● **WORK TASK**
Check every line in the listing below for "Output". Copy the ones where it occurs.

● **SUPPLIED ENTRIES**
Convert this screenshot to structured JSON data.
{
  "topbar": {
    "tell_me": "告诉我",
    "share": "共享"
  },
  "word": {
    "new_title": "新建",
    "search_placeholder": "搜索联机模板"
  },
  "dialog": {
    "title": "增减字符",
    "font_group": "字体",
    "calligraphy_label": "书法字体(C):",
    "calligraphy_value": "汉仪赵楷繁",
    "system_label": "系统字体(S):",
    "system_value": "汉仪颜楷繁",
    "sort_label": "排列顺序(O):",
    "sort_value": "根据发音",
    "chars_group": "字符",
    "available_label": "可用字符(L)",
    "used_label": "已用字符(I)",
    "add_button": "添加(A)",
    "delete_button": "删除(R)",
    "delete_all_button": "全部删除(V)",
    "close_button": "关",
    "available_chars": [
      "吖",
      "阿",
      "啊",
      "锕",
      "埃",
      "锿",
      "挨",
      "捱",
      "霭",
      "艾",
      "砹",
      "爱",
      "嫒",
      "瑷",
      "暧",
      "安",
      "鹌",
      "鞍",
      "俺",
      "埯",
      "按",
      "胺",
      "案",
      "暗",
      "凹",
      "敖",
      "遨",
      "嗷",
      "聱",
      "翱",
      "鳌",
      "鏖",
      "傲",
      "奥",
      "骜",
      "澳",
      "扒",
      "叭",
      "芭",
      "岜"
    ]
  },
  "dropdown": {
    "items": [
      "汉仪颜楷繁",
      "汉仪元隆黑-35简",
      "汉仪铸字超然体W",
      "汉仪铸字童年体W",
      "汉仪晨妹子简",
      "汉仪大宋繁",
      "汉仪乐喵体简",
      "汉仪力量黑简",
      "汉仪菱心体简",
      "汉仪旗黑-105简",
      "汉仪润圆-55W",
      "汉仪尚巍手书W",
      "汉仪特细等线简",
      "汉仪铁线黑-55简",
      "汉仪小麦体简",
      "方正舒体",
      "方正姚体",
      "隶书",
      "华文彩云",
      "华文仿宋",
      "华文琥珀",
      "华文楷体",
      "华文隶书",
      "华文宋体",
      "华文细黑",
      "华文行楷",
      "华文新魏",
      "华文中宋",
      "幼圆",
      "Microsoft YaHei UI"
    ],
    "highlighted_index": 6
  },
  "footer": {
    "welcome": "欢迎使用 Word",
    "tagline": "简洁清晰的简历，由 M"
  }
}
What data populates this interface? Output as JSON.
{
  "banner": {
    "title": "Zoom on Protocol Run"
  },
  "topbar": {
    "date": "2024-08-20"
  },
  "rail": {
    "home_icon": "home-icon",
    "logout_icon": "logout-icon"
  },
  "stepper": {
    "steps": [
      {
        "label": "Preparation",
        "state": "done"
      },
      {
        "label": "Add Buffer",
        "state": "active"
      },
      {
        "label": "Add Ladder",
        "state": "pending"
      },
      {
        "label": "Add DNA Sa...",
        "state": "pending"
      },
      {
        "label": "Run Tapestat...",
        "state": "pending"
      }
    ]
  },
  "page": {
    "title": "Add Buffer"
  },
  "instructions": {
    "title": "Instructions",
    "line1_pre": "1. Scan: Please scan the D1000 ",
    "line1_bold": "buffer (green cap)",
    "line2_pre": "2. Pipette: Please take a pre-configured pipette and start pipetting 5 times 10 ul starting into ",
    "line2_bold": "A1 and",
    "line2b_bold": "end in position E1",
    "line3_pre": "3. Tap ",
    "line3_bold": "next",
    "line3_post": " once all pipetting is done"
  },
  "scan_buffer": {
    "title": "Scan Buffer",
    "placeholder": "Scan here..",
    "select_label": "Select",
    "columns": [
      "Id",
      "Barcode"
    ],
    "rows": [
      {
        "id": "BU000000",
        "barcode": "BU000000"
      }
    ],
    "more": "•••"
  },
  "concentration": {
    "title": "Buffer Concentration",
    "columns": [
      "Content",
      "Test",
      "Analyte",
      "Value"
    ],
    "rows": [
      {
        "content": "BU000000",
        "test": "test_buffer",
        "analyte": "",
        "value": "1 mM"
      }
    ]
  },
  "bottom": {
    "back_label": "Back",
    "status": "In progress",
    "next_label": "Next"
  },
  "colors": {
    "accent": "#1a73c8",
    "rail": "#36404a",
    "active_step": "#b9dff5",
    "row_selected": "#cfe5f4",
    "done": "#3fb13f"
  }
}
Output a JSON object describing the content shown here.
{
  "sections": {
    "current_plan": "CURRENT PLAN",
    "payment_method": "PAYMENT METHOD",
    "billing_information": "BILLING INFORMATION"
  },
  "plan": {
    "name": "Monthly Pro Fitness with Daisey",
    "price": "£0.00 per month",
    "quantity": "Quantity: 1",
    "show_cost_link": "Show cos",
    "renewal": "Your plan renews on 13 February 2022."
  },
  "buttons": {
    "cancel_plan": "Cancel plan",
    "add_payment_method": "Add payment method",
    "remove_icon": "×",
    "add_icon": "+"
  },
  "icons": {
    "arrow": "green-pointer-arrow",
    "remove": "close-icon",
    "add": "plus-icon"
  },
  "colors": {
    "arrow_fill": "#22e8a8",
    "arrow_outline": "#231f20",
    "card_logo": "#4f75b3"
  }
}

● **REPLY**
What data populates this interface? Output as JSON.
Output a JSON object describing the content shown here.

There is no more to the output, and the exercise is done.